▶ [Supplied records]:
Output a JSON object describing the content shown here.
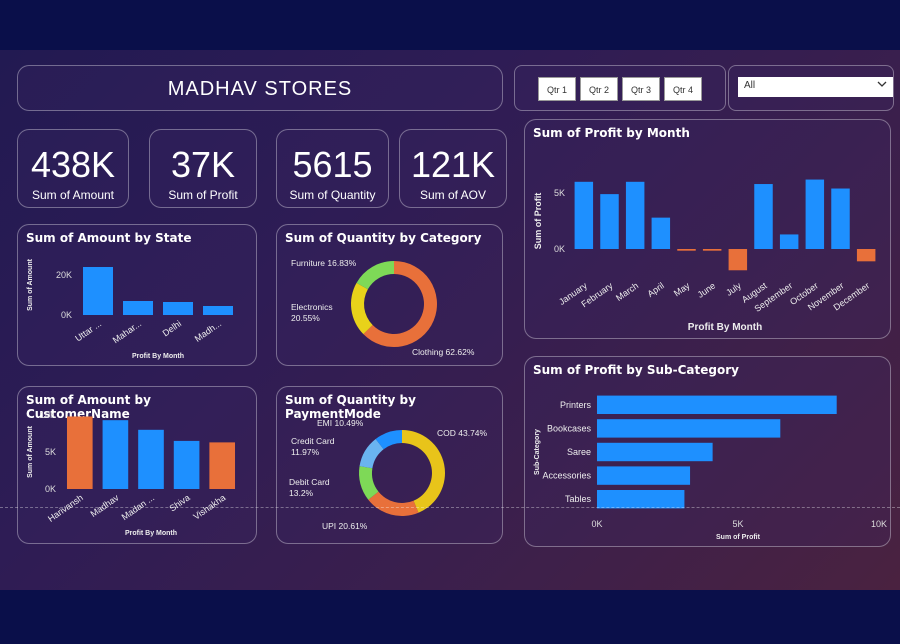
{
  "header": {
    "title": "MADHAV  STORES"
  },
  "filters": {
    "quarters": [
      "Qtr 1",
      "Qtr 2",
      "Qtr 3",
      "Qtr 4"
    ],
    "dropdown_value": "All"
  },
  "kpis": [
    {
      "value": "438K",
      "label": "Sum of Amount"
    },
    {
      "value": "37K",
      "label": "Sum of Profit"
    },
    {
      "value": "5615",
      "label": "Sum of Quantity"
    },
    {
      "value": "121K",
      "label": "Sum of AOV"
    }
  ],
  "colors": {
    "blue": "#1e90ff",
    "orange": "#e8703a",
    "yellow": "#e8d21a",
    "green": "#7ed957",
    "lightblue": "#6ab4f0",
    "red": "#e05a3a"
  },
  "chart_data": [
    {
      "id": "state",
      "type": "bar",
      "title": "Sum of Amount by State",
      "categories": [
        "Uttar ...",
        "Mahar...",
        "Delhi",
        "Madh..."
      ],
      "values": [
        24000,
        7000,
        6500,
        4500
      ],
      "xlabel": "Profit By Month",
      "ylabel": "Sum of Amount",
      "ylim": [
        0,
        30000
      ],
      "ticks": [
        {
          "v": 0,
          "label": "0K"
        },
        {
          "v": 20000,
          "label": "20K"
        }
      ]
    },
    {
      "id": "category",
      "type": "pie",
      "title": "Sum of Quantity by Category",
      "slices": [
        {
          "label": "Clothing 62.62%",
          "value": 62.62,
          "color": "#e8703a"
        },
        {
          "label": "Electronics 20.55%",
          "value": 20.55,
          "color": "#e8d21a"
        },
        {
          "label": "Furniture 16.83%",
          "value": 16.83,
          "color": "#7ed957"
        }
      ]
    },
    {
      "id": "customer",
      "type": "bar",
      "title": "Sum of Amount by CustomerName",
      "categories": [
        "Harivansh",
        "Madhav",
        "Madan ...",
        "Shiva",
        "Vishakha"
      ],
      "values": [
        9800,
        9300,
        8000,
        6500,
        6300
      ],
      "colors": [
        "#e8703a",
        "#1e90ff",
        "#1e90ff",
        "#1e90ff",
        "#e8703a"
      ],
      "xlabel": "Profit By Month",
      "ylabel": "Sum of Amount",
      "ylim": [
        0,
        10000
      ],
      "ticks": [
        {
          "v": 0,
          "label": "0K"
        },
        {
          "v": 5000,
          "label": "5K"
        },
        {
          "v": 10000,
          "label": "10K"
        }
      ]
    },
    {
      "id": "payment",
      "type": "pie",
      "title": "Sum of Quantity by PaymentMode",
      "slices": [
        {
          "label": "COD 43.74%",
          "value": 43.74,
          "color": "#e8c41a"
        },
        {
          "label": "UPI 20.61%",
          "value": 20.61,
          "color": "#e8703a"
        },
        {
          "label": "Debit Card 13.2%",
          "value": 13.2,
          "color": "#7ed957"
        },
        {
          "label": "Credit Card 11.97%",
          "value": 11.97,
          "color": "#6ab4f0"
        },
        {
          "label": "EMI 10.49%",
          "value": 10.49,
          "color": "#1e90ff"
        }
      ]
    },
    {
      "id": "month",
      "type": "bar",
      "title": "Sum of Profit by Month",
      "categories": [
        "January",
        "February",
        "March",
        "April",
        "May",
        "June",
        "July",
        "August",
        "September",
        "October",
        "November",
        "December"
      ],
      "values": [
        6000,
        4900,
        6000,
        2800,
        -150,
        -150,
        -1900,
        5800,
        1300,
        6200,
        5400,
        -1100
      ],
      "xlabel": "Profit By Month",
      "ylabel": "Sum of Profit",
      "ylim": [
        -2500,
        7500
      ],
      "ticks": [
        {
          "v": 0,
          "label": "0K"
        },
        {
          "v": 5000,
          "label": "5K"
        }
      ]
    },
    {
      "id": "subcat",
      "type": "bar",
      "title": "Sum of Profit by Sub-Category",
      "categories": [
        "Printers",
        "Bookcases",
        "Saree",
        "Accessories",
        "Tables"
      ],
      "values": [
        8500,
        6500,
        4100,
        3300,
        3100
      ],
      "xlabel": "Sum of Profit",
      "ylabel": "Sub-Category",
      "xlim": [
        0,
        10000
      ],
      "ticks": [
        {
          "v": 0,
          "label": "0K"
        },
        {
          "v": 5000,
          "label": "5K"
        },
        {
          "v": 10000,
          "label": "10K"
        }
      ]
    }
  ]
}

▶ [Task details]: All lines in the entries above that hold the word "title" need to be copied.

▶ [The answer]:
    "title": "MADHAV  STORES"
      "title": "Sum of Amount by State",
      "title": "Sum of Quantity by Category",
      "title": "Sum of Amount by CustomerName",
      "title": "Sum of Quantity by PaymentMode",
      "title": "Sum of Profit by Month",
      "title": "Sum of Profit by Sub-Category",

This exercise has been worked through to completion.